▶ BRIEF
Could you give the entries again, exactly as written?

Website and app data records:
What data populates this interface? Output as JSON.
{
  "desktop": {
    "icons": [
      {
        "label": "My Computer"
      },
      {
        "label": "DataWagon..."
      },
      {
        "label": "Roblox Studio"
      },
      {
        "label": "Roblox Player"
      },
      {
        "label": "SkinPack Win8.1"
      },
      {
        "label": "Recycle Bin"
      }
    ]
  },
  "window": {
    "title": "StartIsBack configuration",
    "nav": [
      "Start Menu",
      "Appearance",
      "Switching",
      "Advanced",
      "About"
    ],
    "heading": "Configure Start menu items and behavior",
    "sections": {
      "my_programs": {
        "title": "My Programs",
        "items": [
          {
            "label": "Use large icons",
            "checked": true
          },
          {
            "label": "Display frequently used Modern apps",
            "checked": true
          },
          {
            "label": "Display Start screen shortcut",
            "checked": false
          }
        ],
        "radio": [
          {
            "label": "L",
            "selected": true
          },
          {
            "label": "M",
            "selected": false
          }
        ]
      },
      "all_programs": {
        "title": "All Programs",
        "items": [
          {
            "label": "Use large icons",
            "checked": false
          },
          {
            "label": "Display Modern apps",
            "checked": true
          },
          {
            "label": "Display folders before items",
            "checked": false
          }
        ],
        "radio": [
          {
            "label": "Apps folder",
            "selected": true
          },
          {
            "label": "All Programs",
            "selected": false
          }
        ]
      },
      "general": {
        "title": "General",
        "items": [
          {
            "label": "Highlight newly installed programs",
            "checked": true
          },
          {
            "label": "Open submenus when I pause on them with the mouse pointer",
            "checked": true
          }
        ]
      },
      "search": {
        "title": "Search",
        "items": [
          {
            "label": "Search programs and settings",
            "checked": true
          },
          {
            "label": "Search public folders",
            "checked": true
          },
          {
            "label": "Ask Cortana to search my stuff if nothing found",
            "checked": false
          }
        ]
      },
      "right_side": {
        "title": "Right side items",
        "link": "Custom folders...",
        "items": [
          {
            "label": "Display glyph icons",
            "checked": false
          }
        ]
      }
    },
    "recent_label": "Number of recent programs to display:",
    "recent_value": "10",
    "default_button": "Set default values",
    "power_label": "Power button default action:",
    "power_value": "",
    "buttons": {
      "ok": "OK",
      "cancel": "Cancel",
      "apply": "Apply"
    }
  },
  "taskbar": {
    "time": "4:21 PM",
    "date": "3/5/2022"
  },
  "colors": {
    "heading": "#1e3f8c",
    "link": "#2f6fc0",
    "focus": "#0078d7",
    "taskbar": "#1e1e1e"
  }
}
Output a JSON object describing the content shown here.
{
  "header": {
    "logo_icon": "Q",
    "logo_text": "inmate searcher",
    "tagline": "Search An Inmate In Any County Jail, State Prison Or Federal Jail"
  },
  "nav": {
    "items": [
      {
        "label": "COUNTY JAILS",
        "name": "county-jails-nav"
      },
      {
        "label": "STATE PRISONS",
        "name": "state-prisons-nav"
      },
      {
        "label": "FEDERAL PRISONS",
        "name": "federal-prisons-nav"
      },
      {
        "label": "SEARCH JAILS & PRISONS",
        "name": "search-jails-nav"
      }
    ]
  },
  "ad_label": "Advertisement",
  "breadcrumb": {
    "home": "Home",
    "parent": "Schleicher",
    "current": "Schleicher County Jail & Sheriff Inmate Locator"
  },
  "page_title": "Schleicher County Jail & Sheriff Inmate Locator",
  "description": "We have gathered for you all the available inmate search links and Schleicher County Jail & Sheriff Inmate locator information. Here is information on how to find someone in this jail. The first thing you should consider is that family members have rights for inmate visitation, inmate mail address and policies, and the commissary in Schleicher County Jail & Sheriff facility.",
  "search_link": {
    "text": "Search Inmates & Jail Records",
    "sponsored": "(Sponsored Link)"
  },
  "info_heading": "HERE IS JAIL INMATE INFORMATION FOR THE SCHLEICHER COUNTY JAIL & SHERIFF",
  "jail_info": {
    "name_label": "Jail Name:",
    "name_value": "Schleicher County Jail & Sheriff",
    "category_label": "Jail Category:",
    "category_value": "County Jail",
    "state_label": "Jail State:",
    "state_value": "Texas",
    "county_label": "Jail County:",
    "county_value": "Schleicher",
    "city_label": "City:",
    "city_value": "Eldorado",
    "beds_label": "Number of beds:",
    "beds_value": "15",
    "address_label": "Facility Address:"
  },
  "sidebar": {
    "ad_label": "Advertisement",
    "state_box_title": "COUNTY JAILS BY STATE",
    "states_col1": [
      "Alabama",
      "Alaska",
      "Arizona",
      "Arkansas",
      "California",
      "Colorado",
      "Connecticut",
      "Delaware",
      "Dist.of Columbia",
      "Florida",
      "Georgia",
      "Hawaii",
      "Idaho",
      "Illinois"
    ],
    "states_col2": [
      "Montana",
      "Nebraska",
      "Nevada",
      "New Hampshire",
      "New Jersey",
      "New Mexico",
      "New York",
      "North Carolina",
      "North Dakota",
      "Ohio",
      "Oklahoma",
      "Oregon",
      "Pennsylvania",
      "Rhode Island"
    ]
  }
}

▶ EXPECTED ANSWER
What data populates this interface? Output as JSON.
{
  "desktop": {
    "icons": [
      {
        "label": "My Computer"
      },
      {
        "label": "DataWagon..."
      },
      {
        "label": "Roblox Studio"
      },
      {
        "label": "Roblox Player"
      },
      {
        "label": "SkinPack Win8.1"
      },
      {
        "label": "Recycle Bin"
      }
    ]
  },
  "window": {
    "title": "StartIsBack configuration",
    "nav": [
      "Start Menu",
      "Appearance",
      "Switching",
      "Advanced",
      "About"
    ],
    "heading": "Configure Start menu items and behavior",
    "sections": {
      "my_programs": {
        "title": "My Programs",
        "items": [
          {
            "label": "Use large icons",
            "checked": true
          },
          {
            "label": "Display frequently used Modern apps",
            "checked": true
          },
          {
            "label": "Display Start screen shortcut",
            "checked": false
          }
        ],
        "radio": [
          {
            "label": "L",
            "selected": true
          },
          {
            "label": "M",
            "selected": false
          }
        ]
      },
      "all_programs": {
        "title": "All Programs",
        "items": [
          {
            "label": "Use large icons",
            "checked": false
          },
          {
            "label": "Display Modern apps",
            "checked": true
          },
          {
            "label": "Display folders before items",
            "checked": false
          }
        ],
        "radio": [
          {
            "label": "Apps folder",
            "selected": true
          },
          {
            "label": "All Programs",
            "selected": false
          }
        ]
      },
      "general": {
        "title": "General",
        "items": [
          {
            "label": "Highlight newly installed programs",
            "checked": true
          },
          {
            "label": "Open submenus when I pause on them with the mouse pointer",
            "checked": true
          }
        ]
      },
      "search": {
        "title": "Search",
        "items": [
          {
            "label": "Search programs and settings",
            "checked": true
          },
          {
            "label": "Search public folders",
            "checked": true
          },
          {
            "label": "Ask Cortana to search my stuff if nothing found",
            "checked": false
          }
        ]
      },
      "right_side": {
        "title": "Right side items",
        "link": "Custom folders...",
        "items": [
          {
            "label": "Display glyph icons",
            "checked": false
          }
        ]
      }
    },
    "recent_label": "Number of recent programs to display:",
    "recent_value": "10",
    "default_button": "Set default values",
    "power_label": "Power button default action:",
    "power_value": "",
    "buttons": {
      "ok": "OK",
      "cancel": "Cancel",
      "apply": "Apply"
    }
  },
  "taskbar": {
    "time": "4:21 PM",
    "date": "3/5/2022"
  },
  "colors": {
    "heading": "#1e3f8c",
    "link": "#2f6fc0",
    "focus": "#0078d7",
    "taskbar": "#1e1e1e"
  }
}
Output a JSON object describing the content shown here.
{
  "header": {
    "logo_icon": "Q",
    "logo_text": "inmate searcher",
    "tagline": "Search An Inmate In Any County Jail, State Prison Or Federal Jail"
  },
  "nav": {
    "items": [
      {
        "label": "COUNTY JAILS",
        "name": "county-jails-nav"
      },
      {
        "label": "STATE PRISONS",
        "name": "state-prisons-nav"
      },
      {
        "label": "FEDERAL PRISONS",
        "name": "federal-prisons-nav"
      },
      {
        "label": "SEARCH JAILS & PRISONS",
        "name": "search-jails-nav"
      }
    ]
  },
  "ad_label": "Advertisement",
  "breadcrumb": {
    "home": "Home",
    "parent": "Schleicher",
    "current": "Schleicher County Jail & Sheriff Inmate Locator"
  },
  "page_title": "Schleicher County Jail & Sheriff Inmate Locator",
  "description": "We have gathered for you all the available inmate search links and Schleicher County Jail & Sheriff Inmate locator information. Here is information on how to find someone in this jail. The first thing you should consider is that family members have rights for inmate visitation, inmate mail address and policies, and the commissary in Schleicher County Jail & Sheriff facility.",
  "search_link": {
    "text": "Search Inmates & Jail Records",
    "sponsored": "(Sponsored Link)"
  },
  "info_heading": "HERE IS JAIL INMATE INFORMATION FOR THE SCHLEICHER COUNTY JAIL & SHERIFF",
  "jail_info": {
    "name_label": "Jail Name:",
    "name_value": "Schleicher County Jail & Sheriff",
    "category_label": "Jail Category:",
    "category_value": "County Jail",
    "state_label": "Jail State:",
    "state_value": "Texas",
    "county_label": "Jail County:",
    "county_value": "Schleicher",
    "city_label": "City:",
    "city_value": "Eldorado",
    "beds_label": "Number of beds:",
    "beds_value": "15",
    "address_label": "Facility Address:"
  },
  "sidebar": {
    "ad_label": "Advertisement",
    "state_box_title": "COUNTY JAILS BY STATE",
    "states_col1": [
      "Alabama",
      "Alaska",
      "Arizona",
      "Arkansas",
      "California",
      "Colorado",
      "Connecticut",
      "Delaware",
      "Dist.of Columbia",
      "Florida",
      "Georgia",
      "Hawaii",
      "Idaho",
      "Illinois"
    ],
    "states_col2": [
      "Montana",
      "Nebraska",
      "Nevada",
      "New Hampshire",
      "New Jersey",
      "New Mexico",
      "New York",
      "North Carolina",
      "North Dakota",
      "Ohio",
      "Oklahoma",
      "Oregon",
      "Pennsylvania",
      "Rhode Island"
    ]
  }
}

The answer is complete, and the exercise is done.